David Hicks’ British Citizenship: Now You See It, Now You Don’t
According this report out of Australia, in early July Guantanamo Bay detainee David Hicks was granted UK citizenship only to be stripped of the status the very next day. The British courts had confirmed Hicks’ claim to the British tie through his London-born mother. Hicks apparently hoped that British citizenship would lead to his release (as has been the case for all other Britains held at Gitmo). Alas, far from going to bat for him with the USG, after acceding to these rulings the British Home Secretary immediately revoked the status under a new measure giving him the power to strip dual nationals of their British citizenship where it “is conducive to the public good.” (Before an amendment earlier this year, citizenship could be revoked only for conduct “seriously prejudicial to the vital interests of the United Kingdom or a British overseas territory.”)
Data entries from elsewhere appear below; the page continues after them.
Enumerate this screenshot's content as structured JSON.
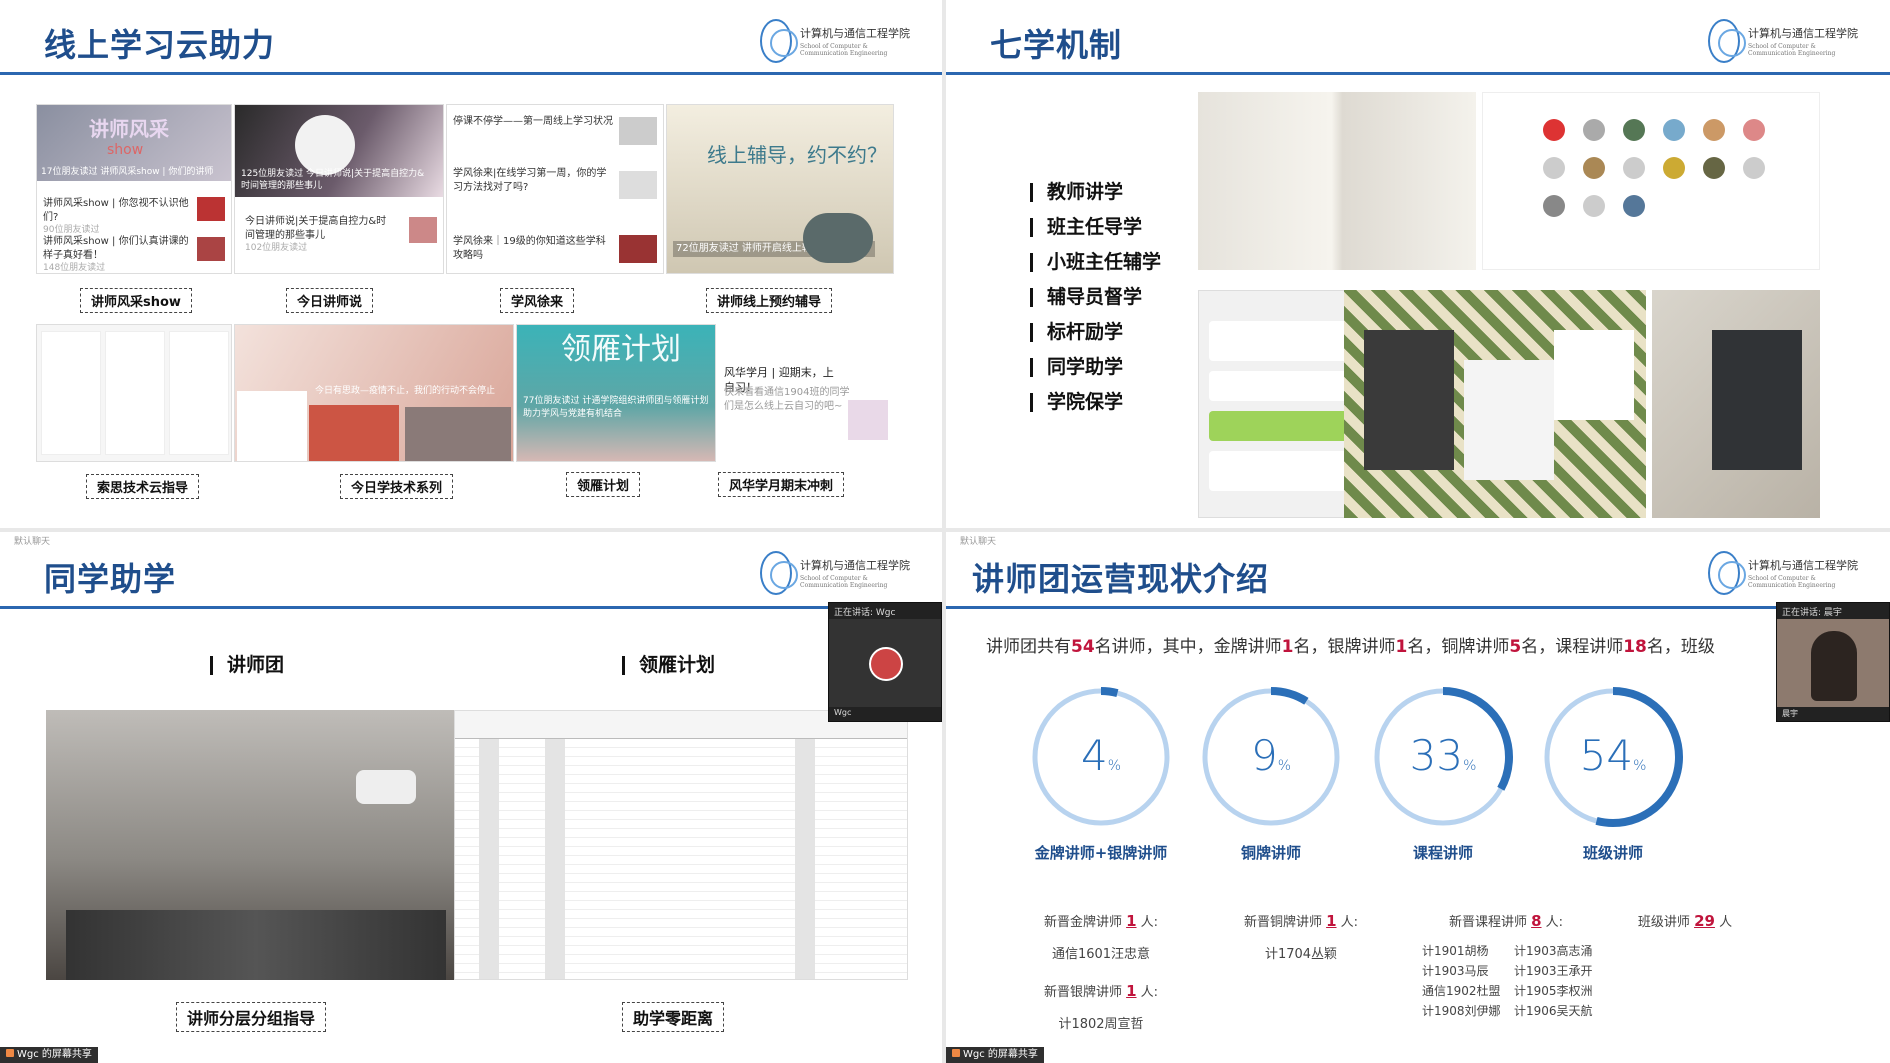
{
  "logo": {
    "school_cn": "计算机与通信工程学院",
    "school_en": "School of Computer & Communication Engineering"
  },
  "panel1": {
    "title": "线上学习云助力",
    "thumbs": {
      "a_caption": "讲师风采",
      "a_big": "讲师风采show",
      "a_sub": "17位朋友读过 讲师风采show | 你们的讲师",
      "b_caption": "125位朋友读过 今日讲师说|关于提高自控力&时间管理的那些事儿",
      "news1_title": "停课不停学——第一周线上学习状况",
      "news2_title": "学风徐来|在线学习第一周，你的学习方法找对了吗?",
      "news3_title": "学风徐来｜19级的你知道这些学科攻略吗",
      "left_news1": "讲师风采show | 你忽视不认识他们?",
      "left_news1_meta": "90位朋友读过",
      "left_news2": "讲师风采show | 你们认真讲课的样子真好看！",
      "left_news2_meta": "148位朋友读过",
      "mid_news": "今日讲师说|关于提高自控力&时间管理的那些事儿",
      "mid_news_meta": "102位朋友读过",
      "d_big": "线上辅导，约不约？",
      "d_sub": "72位朋友读过 讲师开启线上辅导，约不约？",
      "f_sub": "今日有思政—疫情不止，我们的行动不会停止",
      "g_big": "领雁计划",
      "g_sub": "77位朋友读过 计通学院组织讲师团与领雁计划助力学风与党建有机结合",
      "h_title": "风华学月 | 迎期末，上自习！",
      "h_sub": "快来看看通信1904班的同学们是怎么线上云自习的吧~"
    },
    "tags": [
      "讲师风采show",
      "今日讲师说",
      "学风徐来",
      "讲师线上预约辅导",
      "索思技术云指导",
      "今日学技术系列",
      "领雁计划",
      "风华学月期末冲刺"
    ]
  },
  "panel2": {
    "title": "七学机制",
    "items": [
      "教师讲学",
      "班主任导学",
      "小班主任辅学",
      "辅导员督学",
      "标杆励学",
      "同学助学",
      "学院保学"
    ]
  },
  "panel3": {
    "title": "同学助学",
    "head_left": "讲师团",
    "head_right": "领雁计划",
    "tag_left": "讲师分层分组指导",
    "tag_right": "助学零距离",
    "video_top": "正在讲话: Wgc",
    "video_bottom": "Wgc",
    "share": "Wgc 的屏幕共享",
    "watermark": "默认聊天"
  },
  "panel4": {
    "title": "讲师团运营现状介绍",
    "summary_pre": "讲师团共有",
    "summary_n1": "54",
    "summary_t1": "名讲师，其中，金牌讲师",
    "summary_n2": "1",
    "summary_t2": "名，银牌讲师",
    "summary_n3": "1",
    "summary_t3": "名，铜牌讲师",
    "summary_n4": "5",
    "summary_t4": "名，课程讲师",
    "summary_n5": "18",
    "summary_t5": "名，班级",
    "rings": [
      {
        "value": "4",
        "unit": "%",
        "label": "金牌讲师+银牌讲师"
      },
      {
        "value": "9",
        "unit": "%",
        "label": "铜牌讲师"
      },
      {
        "value": "33",
        "unit": "%",
        "label": "课程讲师"
      },
      {
        "value": "54",
        "unit": "%",
        "label": "班级讲师"
      }
    ],
    "notes": {
      "gold_pre": "新晋金牌讲师",
      "gold_n": "1",
      "gold_post": "人:",
      "gold_name": "通信1601汪忠意",
      "silver_pre": "新晋银牌讲师",
      "silver_n": "1",
      "silver_post": "人:",
      "silver_name": "计1802周宣哲",
      "bronze_pre": "新晋铜牌讲师",
      "bronze_n": "1",
      "bronze_post": "人:",
      "bronze_name": "计1704丛颖",
      "course_pre": "新晋课程讲师",
      "course_n": "8",
      "course_post": "人:",
      "course_names": [
        "计1901胡杨",
        "计1903高志涌",
        "计1903马辰",
        "计1903王承开",
        "通信1902杜盟",
        "计1905李权洲",
        "计1908刘伊娜",
        "计1906吴天航"
      ],
      "class_pre": "班级讲师",
      "class_n": "29",
      "class_post": "人"
    },
    "video_top": "正在讲话: 晨宇",
    "video_bottom": "晨宇",
    "share": "Wgc 的屏幕共享",
    "watermark": "默认聊天"
  },
  "colors": {
    "title": "#1f4e8c",
    "accent_line": "#2b67b0",
    "ring": "#2b6fb8",
    "ring_bg": "#b8d3ef",
    "highlight": "#c0143c"
  }
}
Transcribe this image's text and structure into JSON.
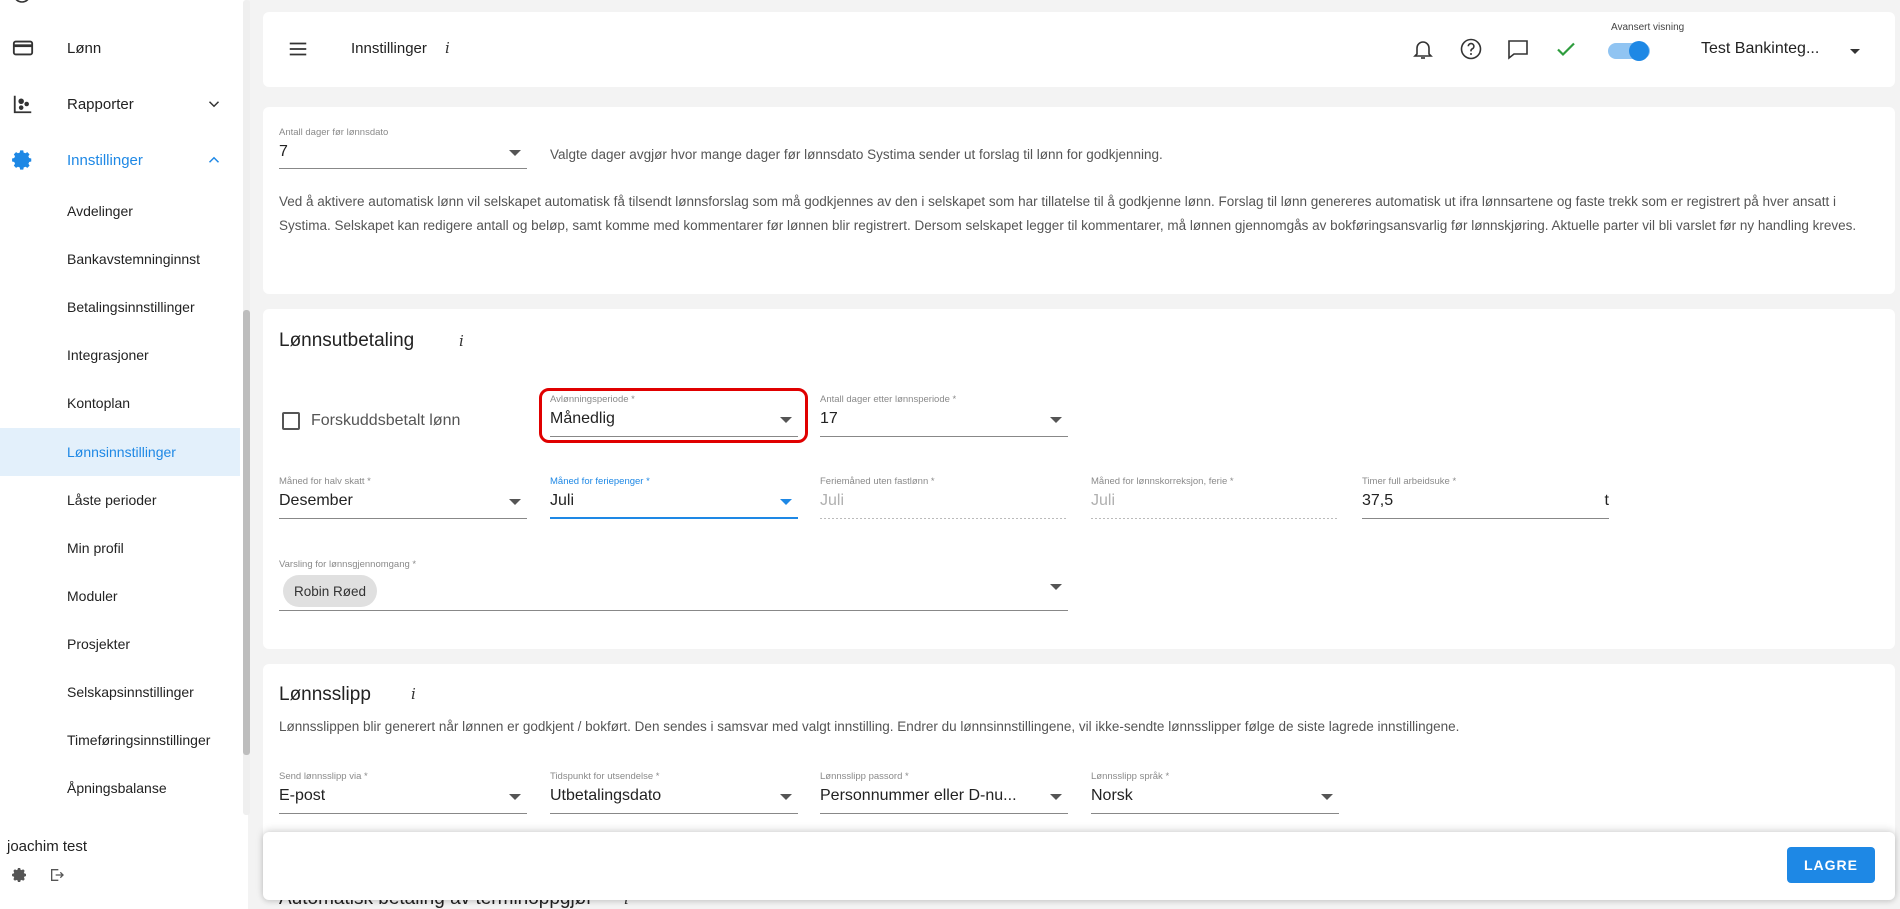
{
  "sidebar": {
    "items": [
      {
        "label": "Lønn",
        "icon": "credit-card-icon"
      },
      {
        "label": "Rapporter",
        "icon": "reports-icon"
      },
      {
        "label": "Innstillinger",
        "icon": "gear-icon"
      }
    ],
    "sub_items": [
      "Avdelinger",
      "Bankavstemninginnst",
      "Betalingsinnstillinger",
      "Integrasjoner",
      "Kontoplan",
      "Lønnsinnstillinger",
      "Låste perioder",
      "Min profil",
      "Moduler",
      "Prosjekter",
      "Selskapsinnstillinger",
      "Timeføringsinnstillinger",
      "Åpningsbalanse"
    ],
    "selected": "Lønnsinnstillinger",
    "user": "joachim test"
  },
  "header": {
    "title": "Innstillinger",
    "info": "i",
    "advanced_label": "Avansert visning",
    "company": "Test Bankinteg..."
  },
  "auto_salary": {
    "days_label": "Antall dager før lønnsdato",
    "days_value": "7",
    "days_hint": "Valgte dager avgjør hvor mange dager før lønnsdato Systima sender ut forslag til lønn for godkjenning.",
    "description": "Ved å aktivere automatisk lønn vil selskapet automatisk få tilsendt lønnsforslag som må godkjennes av den i selskapet som har tillatelse til å godkjenne lønn. Forslag til lønn genereres automatisk ut ifra lønnsartene og faste trekk som er registrert på hver ansatt i Systima. Selskapet kan redigere antall og beløp, samt komme med kommentarer før lønnen blir registrert. Dersom selskapet legger til kommentarer, må lønnen gjennomgås av bokføringsansvarlig før lønnskjøring. Aktuelle parter vil bli varslet før ny handling kreves."
  },
  "payout": {
    "title": "Lønnsutbetaling",
    "info": "i",
    "advance_label": "Forskuddsbetalt lønn",
    "period_label": "Avlønningsperiode *",
    "period_value": "Månedlig",
    "days_after_label": "Antall dager etter lønnsperiode *",
    "days_after_value": "17",
    "half_tax_label": "Måned for halv skatt *",
    "half_tax_value": "Desember",
    "holiday_pay_label": "Måned for feriepenger *",
    "holiday_pay_value": "Juli",
    "holiday_month_label": "Feriemåned uten fastlønn *",
    "holiday_month_value": "Juli",
    "correction_label": "Måned for lønnskorreksjon, ferie *",
    "correction_value": "Juli",
    "hours_label": "Timer full arbeidsuke *",
    "hours_value": "37,5",
    "hours_unit": "t",
    "notify_label": "Varsling for lønnsgjennomgang *",
    "notify_chip": "Robin Røed"
  },
  "payslip": {
    "title": "Lønnsslipp",
    "info": "i",
    "description": "Lønnsslippen blir generert når lønnen er godkjent / bokført. Den sendes i samsvar med valgt innstilling. Endrer du lønnsinnstillingene, vil ikke-sendte lønnsslipper følge de siste lagrede innstillingene.",
    "send_label": "Send lønnsslipp via *",
    "send_value": "E-post",
    "time_label": "Tidspunkt for utsendelse *",
    "time_value": "Utbetalingsdato",
    "password_label": "Lønnsslipp passord *",
    "password_value": "Personnummer eller D-nu...",
    "lang_label": "Lønnsslipp språk *",
    "lang_value": "Norsk"
  },
  "next_section": {
    "title": "Automatisk betaling av terminoppgjør",
    "info": "i"
  },
  "savebar": {
    "save_label": "LAGRE"
  },
  "colors": {
    "accent": "#1e88e5",
    "selected_bg": "#e3f0fb",
    "highlight": "#e00000",
    "success": "#2e9d3e"
  }
}
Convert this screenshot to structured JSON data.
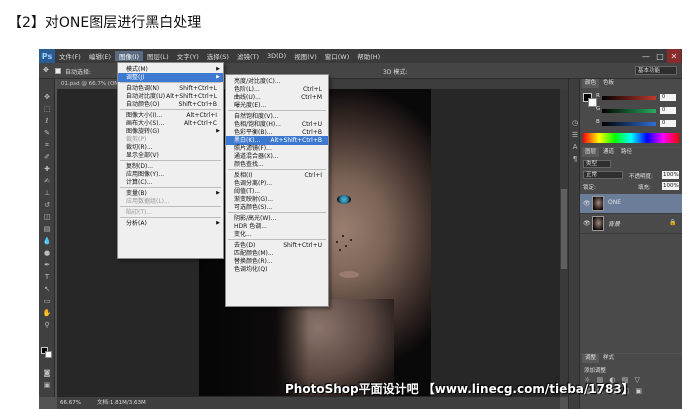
{
  "heading": "【2】对ONE图层进行黑白处理",
  "menubar": {
    "logo": "Ps",
    "items": [
      "文件(F)",
      "编辑(E)",
      "图像(I)",
      "图层(L)",
      "文字(Y)",
      "选择(S)",
      "滤镜(T)",
      "3D(D)",
      "视图(V)",
      "窗口(W)",
      "帮助(H)"
    ],
    "win_min": "—",
    "win_max": "□",
    "win_close": "✕"
  },
  "options": {
    "auto_select": "自动选择:",
    "mode3d": "3D 模式:",
    "workspace": "基本功能"
  },
  "doc_tab": "01.psd @ 66.7% (ONE, RGB/8)",
  "image_menu": [
    {
      "label": "模式(M)",
      "shortcut": "",
      "arrow": true
    },
    {
      "label": "调整(J)",
      "shortcut": "",
      "arrow": true,
      "hl": true
    },
    {
      "sep": true
    },
    {
      "label": "自动色调(N)",
      "shortcut": "Shift+Ctrl+L"
    },
    {
      "label": "自动对比度(U)",
      "shortcut": "Alt+Shift+Ctrl+L"
    },
    {
      "label": "自动颜色(O)",
      "shortcut": "Shift+Ctrl+B"
    },
    {
      "sep": true
    },
    {
      "label": "图像大小(I)...",
      "shortcut": "Alt+Ctrl+I"
    },
    {
      "label": "画布大小(S)...",
      "shortcut": "Alt+Ctrl+C"
    },
    {
      "label": "图像旋转(G)",
      "shortcut": "",
      "arrow": true
    },
    {
      "label": "裁剪(P)",
      "shortcut": "",
      "dis": true
    },
    {
      "label": "裁切(R)...",
      "shortcut": ""
    },
    {
      "label": "显示全部(V)",
      "shortcut": ""
    },
    {
      "sep": true
    },
    {
      "label": "复制(D)...",
      "shortcut": ""
    },
    {
      "label": "应用图像(Y)...",
      "shortcut": ""
    },
    {
      "label": "计算(C)...",
      "shortcut": ""
    },
    {
      "sep": true
    },
    {
      "label": "变量(B)",
      "shortcut": "",
      "arrow": true
    },
    {
      "label": "应用数据组(L)...",
      "shortcut": "",
      "dis": true
    },
    {
      "sep": true
    },
    {
      "label": "陷印(T)...",
      "shortcut": "",
      "dis": true
    },
    {
      "sep": true
    },
    {
      "label": "分析(A)",
      "shortcut": "",
      "arrow": true
    }
  ],
  "adjust_menu": [
    {
      "label": "亮度/对比度(C)...",
      "shortcut": ""
    },
    {
      "label": "色阶(L)...",
      "shortcut": "Ctrl+L"
    },
    {
      "label": "曲线(U)...",
      "shortcut": "Ctrl+M"
    },
    {
      "label": "曝光度(E)...",
      "shortcut": ""
    },
    {
      "sep": true
    },
    {
      "label": "自然饱和度(V)...",
      "shortcut": ""
    },
    {
      "label": "色相/饱和度(H)...",
      "shortcut": "Ctrl+U"
    },
    {
      "label": "色彩平衡(B)...",
      "shortcut": "Ctrl+B"
    },
    {
      "label": "黑白(K)...",
      "shortcut": "Alt+Shift+Ctrl+B",
      "hl": true
    },
    {
      "label": "照片滤镜(F)...",
      "shortcut": ""
    },
    {
      "label": "通道混合器(X)...",
      "shortcut": ""
    },
    {
      "label": "颜色查找...",
      "shortcut": ""
    },
    {
      "sep": true
    },
    {
      "label": "反相(I)",
      "shortcut": "Ctrl+I"
    },
    {
      "label": "色调分离(P)...",
      "shortcut": ""
    },
    {
      "label": "阈值(T)...",
      "shortcut": ""
    },
    {
      "label": "渐变映射(G)...",
      "shortcut": ""
    },
    {
      "label": "可选颜色(S)...",
      "shortcut": ""
    },
    {
      "sep": true
    },
    {
      "label": "阴影/高光(W)...",
      "shortcut": ""
    },
    {
      "label": "HDR 色调...",
      "shortcut": ""
    },
    {
      "label": "变化...",
      "shortcut": ""
    },
    {
      "sep": true
    },
    {
      "label": "去色(D)",
      "shortcut": "Shift+Ctrl+U"
    },
    {
      "label": "匹配颜色(M)...",
      "shortcut": ""
    },
    {
      "label": "替换颜色(R)...",
      "shortcut": ""
    },
    {
      "label": "色调均化(Q)",
      "shortcut": ""
    }
  ],
  "status": {
    "zoom": "66.67%",
    "doc": "文档:1.81M/3.63M"
  },
  "color_panel": {
    "tabs": [
      "颜色",
      "色板"
    ],
    "r_label": "R",
    "g_label": "G",
    "b_label": "B",
    "r_value": "0",
    "g_value": "0",
    "b_value": "0",
    "r_color": "#c0392b",
    "g_color": "#27ae60",
    "b_color": "#2e6fd8"
  },
  "layers_panel": {
    "tabs": [
      "图层",
      "通道",
      "路径"
    ],
    "kind": "类型",
    "blend_mode": "正常",
    "opacity_label": "不透明度:",
    "opacity_value": "100%",
    "lock_label": "锁定:",
    "fill_label": "填充:",
    "fill_value": "100%",
    "layers": [
      {
        "name": "ONE",
        "selected": true
      },
      {
        "name": "背景",
        "selected": false
      }
    ]
  },
  "adjust_panel": {
    "tabs": [
      "调整",
      "样式"
    ],
    "title": "添加调整"
  },
  "watermark": "PhotoShop平面设计吧 【www.linecg.com/tieba/1783】"
}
I don’t know how sympathetic a character Hicks may be, but I’m a bit surprised the maneuver hasn’t attracted a little more attention, especially in the British press. The episode contrasts sharply to parallel developments in the US, where despite some talk no detainees or terrorism defendants have been stripped of citizenship (Yaser Hamdi presenting the starkest example of an accidental American). Hicks expatriation may also have international law implications. Under article 15 of the Universal Declaration of Human Rights, states may not arbitrarily deprive individuals of nationality. The UK was no doubt on firm ground under existing practice, which still allows states wide discretion, in light of Hicks’ alternate Australian nationality and his tenuous connection to the UK. But one could easily imagine application of the Home Secretary’s power that would present a much closer case.